▶ _Exercise_:
Each line below that includes the word "JSON" is to be reported.

Entries from a dataset of interfaces:
■ ■ ■ ■ ■

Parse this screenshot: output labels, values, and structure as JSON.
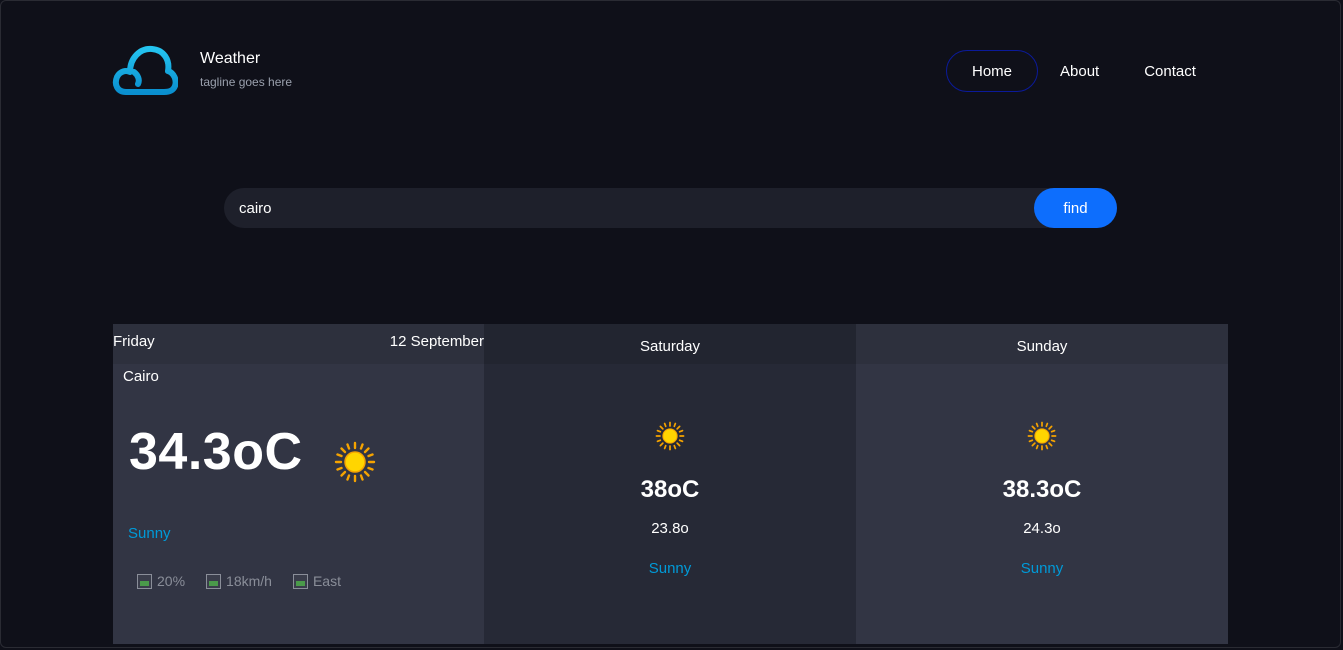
{
  "brand": {
    "title": "Weather",
    "tagline": "tagline goes here"
  },
  "nav": {
    "home": "Home",
    "about": "About",
    "contact": "Contact"
  },
  "search": {
    "value": "cairo",
    "button": "find"
  },
  "today": {
    "day": "Friday",
    "date": "12 September",
    "city": "Cairo",
    "temp": "34.3oC",
    "condition": "Sunny",
    "humidity": "20%",
    "wind": "18km/h",
    "direction": "East"
  },
  "forecast": [
    {
      "day": "Saturday",
      "max": "38oC",
      "min": "23.8o",
      "condition": "Sunny"
    },
    {
      "day": "Sunday",
      "max": "38.3oC",
      "min": "24.3o",
      "condition": "Sunny"
    }
  ],
  "colors": {
    "accent": "#009ad8",
    "button": "#0d6efd",
    "background": "#0f1019",
    "card": "#323544"
  },
  "icons": {
    "logo": "cloud-icon",
    "weather": "sun-icon"
  }
}
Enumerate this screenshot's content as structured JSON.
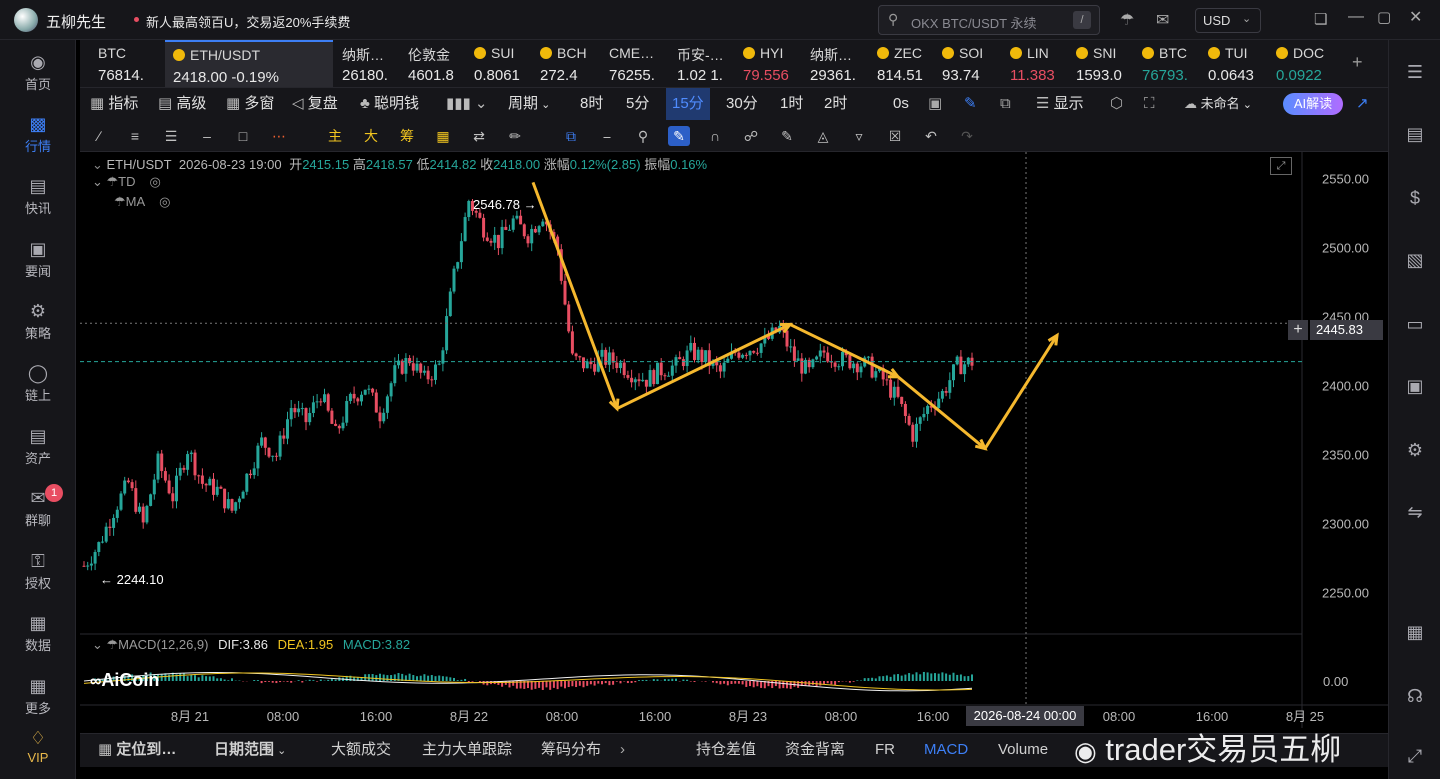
{
  "app": {
    "name": "五柳先生",
    "promo": "新人最高领百U，交易返20%手续费",
    "search_placeholder": "OKX BTC/USDT 永续",
    "search_key": "/",
    "currency": "USD"
  },
  "sidebar": {
    "items": [
      {
        "label": "首页",
        "icon": "home-icon"
      },
      {
        "label": "行情",
        "icon": "chart-icon"
      },
      {
        "label": "快讯",
        "icon": "news-icon"
      },
      {
        "label": "要闻",
        "icon": "headlines-icon"
      },
      {
        "label": "策略",
        "icon": "robot-icon"
      },
      {
        "label": "链上",
        "icon": "chain-icon"
      },
      {
        "label": "资产",
        "icon": "wallet-icon"
      },
      {
        "label": "群聊",
        "icon": "chat-icon",
        "badge": "1"
      },
      {
        "label": "授权",
        "icon": "key-icon"
      },
      {
        "label": "数据",
        "icon": "data-icon"
      },
      {
        "label": "更多",
        "icon": "more-icon"
      },
      {
        "label": "VIP",
        "icon": "vip-icon"
      }
    ]
  },
  "tickers": [
    {
      "name": "BTC",
      "price": "76814.",
      "color": "#e8e8e8"
    },
    {
      "name": "ETH/USDT",
      "price": "2418.00",
      "change": "-0.19%",
      "color": "#e8e8e8"
    },
    {
      "name": "纳斯…",
      "price": "26180.",
      "color": "#e8e8e8"
    },
    {
      "name": "伦敦金",
      "price": "4601.8",
      "color": "#e8e8e8"
    },
    {
      "name": "SUI",
      "price": "0.8061",
      "color": "#e8e8e8"
    },
    {
      "name": "BCH",
      "price": "272.4",
      "color": "#e8e8e8"
    },
    {
      "name": "CME…",
      "price": "76255.",
      "color": "#e8e8e8"
    },
    {
      "name": "币安-…",
      "price": "1.02 1.",
      "color": "#e8e8e8"
    },
    {
      "name": "HYI",
      "price": "79.556",
      "color": "#e84e62"
    },
    {
      "name": "纳斯…",
      "price": "29361.",
      "color": "#e8e8e8"
    },
    {
      "name": "ZEC",
      "price": "814.51",
      "color": "#e8e8e8"
    },
    {
      "name": "SOI",
      "price": "93.74",
      "color": "#e8e8e8"
    },
    {
      "name": "LIN",
      "price": "11.383",
      "color": "#e84e62"
    },
    {
      "name": "SNI",
      "price": "1593.0",
      "color": "#e8e8e8"
    },
    {
      "name": "BTC",
      "price": "76793.",
      "color": "#26a69a"
    },
    {
      "name": "TUI",
      "price": "0.0643",
      "color": "#e8e8e8"
    },
    {
      "name": "DOC",
      "price": "0.0922",
      "color": "#26a69a"
    }
  ],
  "toolbar": {
    "indicators": "指标",
    "advanced": "高级",
    "multi": "多窗",
    "replay": "复盘",
    "smart": "聪明钱",
    "period": "周期",
    "intervals": [
      "8时",
      "5分",
      "15分",
      "30分",
      "1时",
      "2时"
    ],
    "active_interval": "15分",
    "countdown": "0s",
    "display": "显示",
    "unnamed": "未命名",
    "ai": "AI解读"
  },
  "drawbar": {
    "labels": [
      "主",
      "大",
      "筹"
    ]
  },
  "chart_info": {
    "symbol": "ETH/USDT",
    "datetime": "2026-08-23 19:00",
    "open_l": "开",
    "open": "2415.15",
    "high_l": "高",
    "high": "2418.57",
    "low_l": "低",
    "low": "2414.82",
    "close_l": "收",
    "close": "2418.00",
    "chg_l": "涨幅",
    "chg": "0.12%(2.85)",
    "amp_l": "振幅",
    "amp": "0.16%",
    "td": "TD",
    "ma": "MA"
  },
  "chart_data": {
    "type": "candlestick",
    "symbol": "ETH/USDT",
    "interval": "15m",
    "y_ticks": [
      2550,
      2500,
      2450,
      2400,
      2350,
      2300,
      2250
    ],
    "y_tick_labels": [
      "2550.00",
      "2500.00",
      "2450.00",
      "2400.00",
      "2350.00",
      "2300.00",
      "2250.00"
    ],
    "ylim": [
      2222,
      2570
    ],
    "x_labels": [
      "8月 21",
      "08:00",
      "16:00",
      "8月 22",
      "08:00",
      "16:00",
      "8月 23",
      "08:00",
      "16:00",
      "08:00",
      "16:00",
      "8月 25"
    ],
    "crosshair_time": "2026-08-24 00:00",
    "crosshair_price": "2445.83",
    "last_price": 2418.0,
    "max_label": "2546.78",
    "min_label": "2244.10",
    "close_path": [
      2270,
      2285,
      2310,
      2330,
      2300,
      2345,
      2320,
      2355,
      2330,
      2325,
      2310,
      2335,
      2360,
      2350,
      2385,
      2375,
      2395,
      2365,
      2390,
      2400,
      2380,
      2410,
      2420,
      2405,
      2415,
      2480,
      2535,
      2515,
      2505,
      2520,
      2510,
      2525,
      2500,
      2420,
      2415,
      2420,
      2418,
      2410,
      2405,
      2412,
      2415,
      2425,
      2420,
      2410,
      2425,
      2428,
      2432,
      2442,
      2420,
      2410,
      2425,
      2420,
      2418,
      2415,
      2405,
      2390,
      2365,
      2385,
      2395,
      2415,
      2418
    ],
    "arrows": [
      [
        2548,
        2384,
        2445,
        2407,
        2355,
        2437,
        2288
      ]
    ],
    "macd": {
      "label": "MACD(12,26,9)",
      "dif": "DIF:3.86",
      "dea": "DEA:1.95",
      "macd": "MACD:3.82",
      "zero": "0.00"
    }
  },
  "bottom": {
    "locate": "定位到…",
    "date_range": "日期范围",
    "tabs": [
      "大额成交",
      "主力大单跟踪",
      "筹码分布",
      "持仓差值",
      "资金背离",
      "FR",
      "MACD",
      "Volume"
    ],
    "active_tab": "MACD",
    "watermark": "trader交易员五柳"
  },
  "logo": "AiCoin",
  "colors": {
    "up": "#26a69a",
    "down": "#e84e62",
    "accent": "#3d7ff5",
    "arrow": "#f5b82e"
  }
}
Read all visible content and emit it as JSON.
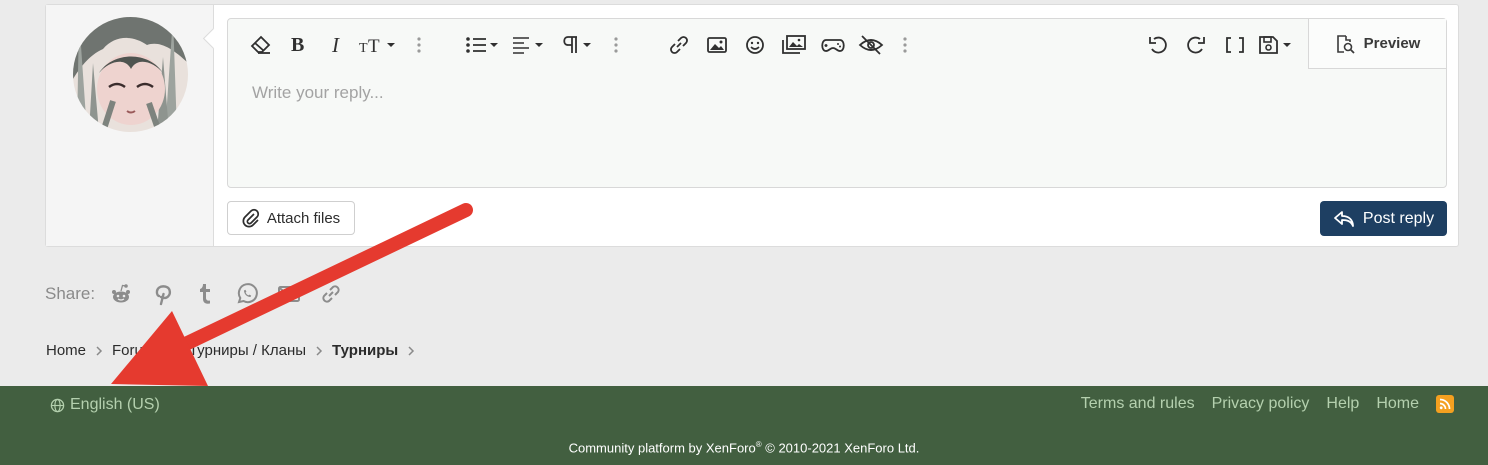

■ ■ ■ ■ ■

▶ _Answer box_:
Parse this screenshot: output labels, values, and structure as JSON.
Enumerate this screenshot's content as structured JSON.
Read all visible content and emit it as JSON.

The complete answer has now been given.